Act by November 1 to preserve railbanking.
The Surface Transportation Board (STB) just initiated a notice of proposed rulemaking to consider a rule proposed by opponents to railbanking that would significantly limit the ability of trail proponents to preserve rail corridors for interim trail use.
The proposed rule would restrict railbanking negotiations to six 180-day extensions—essentially three years—except under “extraordinary circumstances.” Many rail-trail managers know that negotiations can unfortunately persist beyond that time, whether for regulatory, funding or other legitimate reasons.
In their announcement of the rulemaking proceeding, the STB rejected proposals to eliminate the fee waiver for public entities filing for railbanking and to enact burdensome notification requirements on trail advocates and railroads. While we are pleased the STB rejected these attacks, the intent behind these attempts and the rule to be considered is clear: Opponents want to make railbanking as difficult as possible to impede the preservation of rail corridors and development of rail-trails.
Trail managers and advocates have until Nov. 1 to file comments in opposition to the proposed rule. Commenters will then have an opportunity to reply to the comments received. While anyone can file, it will be particularly valuable for the STB to hear from those who have benefited from railbanking negotiations lasting longer than three years.
There are two ways to file:
· Use the STB’s e-filing system to attach your comments as a file. Be sure to follow all the instructions listed. Comments are classified as “Other Submissions,” which do not require a filing fee nor the creation of a user account. The docket number is EP-749-1.
· Submit a comment in paper format by sending an original and 10 copies of the filing to the Surface Transportation Board, Attn: Docket No. EP 749 (Sub-No. 1), 395 E St., SW, Washington, DC 20423-0001.
This threat to railbanking is real and worrisome.
Please add your voice to ensure the STB knows how crucial the existing railbanking process is to the development of rail-trails around the country.
The American Trails Team

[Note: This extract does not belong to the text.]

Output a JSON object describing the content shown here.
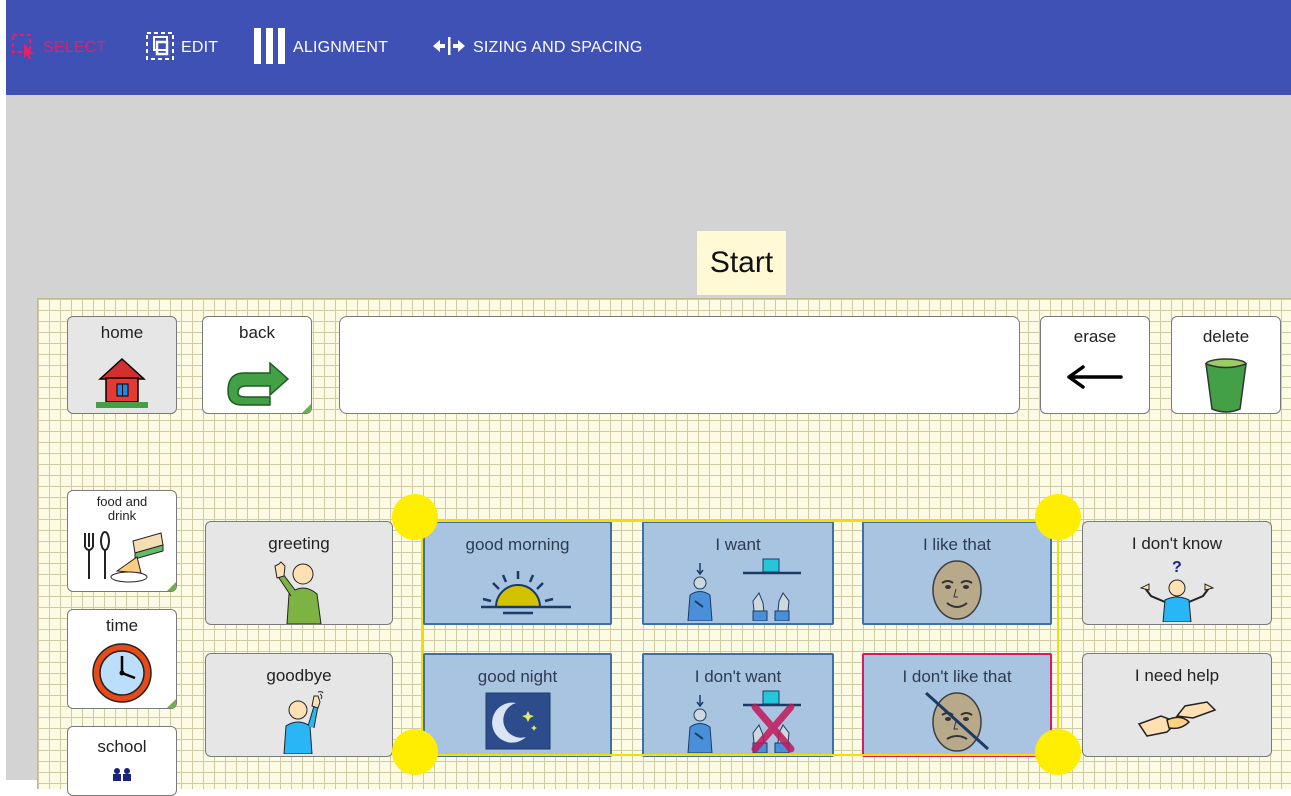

This Comprehensive Management and Use Plan / Final Environmental Impact Statement for the Oregon, California, Mormon Pioneer, and Pony Express National Historic Trails is shaped, in part, by the planning requirements found in section 5(f) of the National Trails System Act. It focuses on the trails’ purpose and significance, issues and concerns related to current conditions along the trails, resource protection, visitor experience and use, and long-term administrative and management objectives. Elements of the proposed plan have been developed in cooperation with federal, state, and local agencies, as well as nonprofit trails organizations — the entities that form the core of any partnership for national historic trails.
The strategy described here provides guidance for the administration of the entire trail and a vision to be fulfilled through future, specific resources studies, and site and segment management plans. Much of the basis for the “Comprehensive Administrative Strategy” was developed during the earlier comprehensive management plan efforts.
The Bureau of Land Management’s (BLM) National Landscape Conservation System Office is pleased to provide you with the National Scenic and Historic Trails (NSHT) Strategy and Work Plan. The purpose of this national-level strategy is to provide a 10-year framework for the development of program guidance and direction for improved management of the BLM’s NSHT Program.
This manual provides the Bureau of Land Management (BLM) policy and program guidance on administering congressionally designated National Trails as assigned by the Department of the Interior within the National Landscape Conservation System (NLCS) and this manual describes the BLM’s roles, responsibilities, agency interrelationships, and policy requirements for National Trail Administrators